A retelling of this latter point was at Hood By Air's spring/summer 17 show, featuring Pornhub logos, and awkwardly titled Handkerchief. At the show, models performed stroppiness: they texted on their phones, or knocked their bags against the heads of people in the front row. Some wore double-facing cowboy boots, and limped down the catwalk. The visual intensity of their mutant silhouettes, lurid colors, slogans, 2D-flatpacked shirts, sleeves down to their feet, heads dripping with pomade, was a picture of instability that caricatures our state. But the clothes weren't wallowing or defeated — they were tinged with obnoxious defiance. They said "fuck off" to what it is we might be facing: essentially, a eugenic antagonism toward Otherness.
Of course, by the nature of high fashion's main customer demographic, many of the collections shown continued to walk the cautious line of traditionalism. But the year's growing trend of 80s revival had aspects of parody to it — a kind of light satire of the decades yuppies and conservatism that felt ready to reintroduce to the conversation.

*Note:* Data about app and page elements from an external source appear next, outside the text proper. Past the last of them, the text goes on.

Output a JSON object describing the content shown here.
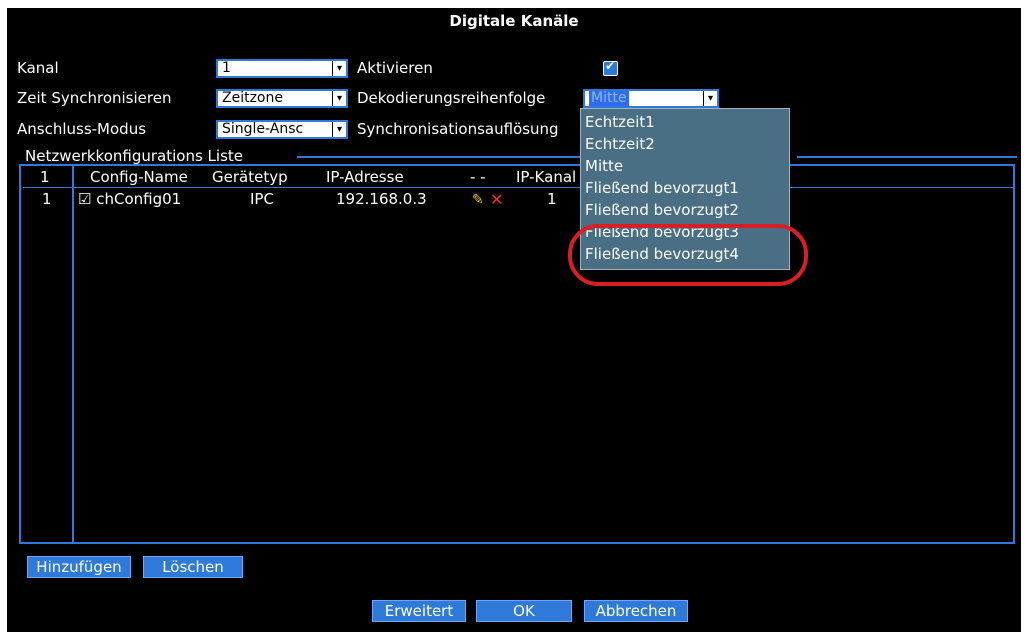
{
  "window": {
    "title": "Digitale Kanäle"
  },
  "form": {
    "kanal_label": "Kanal",
    "kanal_value": "1",
    "aktivieren_label": "Aktivieren",
    "zeit_label": "Zeit Synchronisieren",
    "zeit_value": "Zeitzone",
    "dekod_label": "Dekodierungsreihenfolge",
    "dekod_value": "Mitte",
    "anschluss_label": "Anschluss-Modus",
    "anschluss_value": "Single-Ansc",
    "sync_label": "Synchronisationsauflösung"
  },
  "list": {
    "group_label": "Netzwerkkonfigurations Liste",
    "headers": {
      "index": "1",
      "config_name": "Config-Name",
      "device_type": "Gerätetyp",
      "ip": "IP-Adresse",
      "dash": "- -",
      "ip_channel": "IP-Kanal"
    },
    "rows": [
      {
        "index": "1",
        "config_name": "chConfig01",
        "device_type": "IPC",
        "ip": "192.168.0.3",
        "ip_channel": "1"
      }
    ]
  },
  "dropdown": {
    "options": [
      "Echtzeit1",
      "Echtzeit2",
      "Mitte",
      "Fließend bevorzugt1",
      "Fließend bevorzugt2",
      "Fließend bevorzugt3",
      "Fließend bevorzugt4"
    ]
  },
  "buttons": {
    "add": "Hinzufügen",
    "delete": "Löschen",
    "advanced": "Erweitert",
    "ok": "OK",
    "cancel": "Abbrechen"
  },
  "colors": {
    "accent": "#2f7ad8",
    "dropdown_bg": "#4a6e84",
    "annotation": "#d81f26"
  },
  "icons": {
    "edit": "pencil-icon",
    "delete": "delete-x-icon",
    "checkbox": "checkbox-icon"
  }
}
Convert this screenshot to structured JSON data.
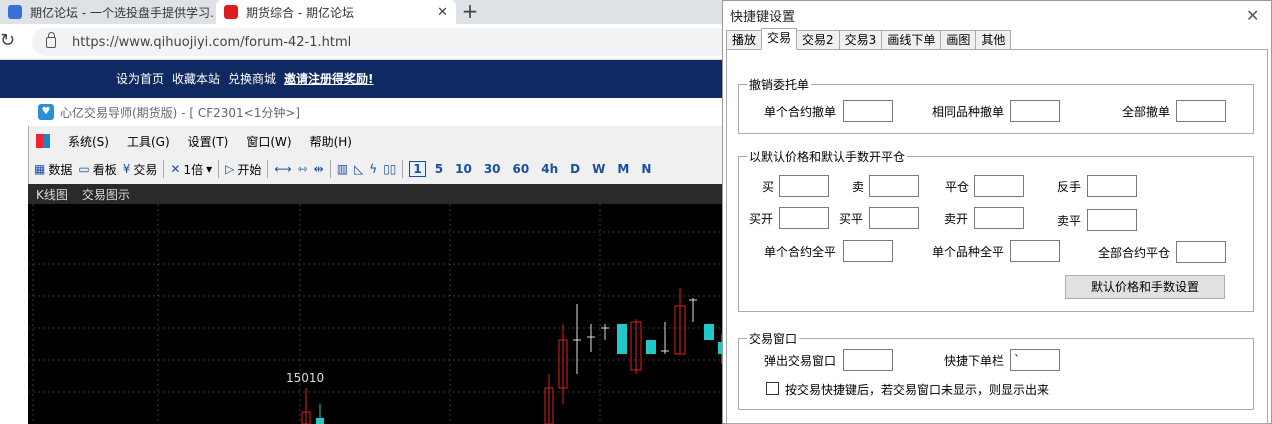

Because, ultimately, that's our visible horizon. 2016 has been made up of a series of gestures whose ramifications we'll feel after the intermission. Fashion is only minuscule in the forms of protest for us to begin to consider, but it is still an empowering mode of expression, of culture, of feelings, of ourselves.
An apt departing thought derives from Opening Ceremony's show notes for fall/winter 16. Staged as an ersatz beauty pageant, it sought to subvert the traditional values of the likes of the ex-Trump-owned Miss Universe. The notes read, "on the surface, fashion has little to do with politics. Yet when we get dressed, we make decisions about which aspect of ourselves to present to the world. When we asked our friends about the issues that matter to them… immigration, economic inequality, police brutality, and gender discrimination, among others — we were struck by how many of them hinged on the ability to express one's identity freely." Time for you to do you. Because you know what's real? The struggle. The struggle is real.
Text Kinza Shenn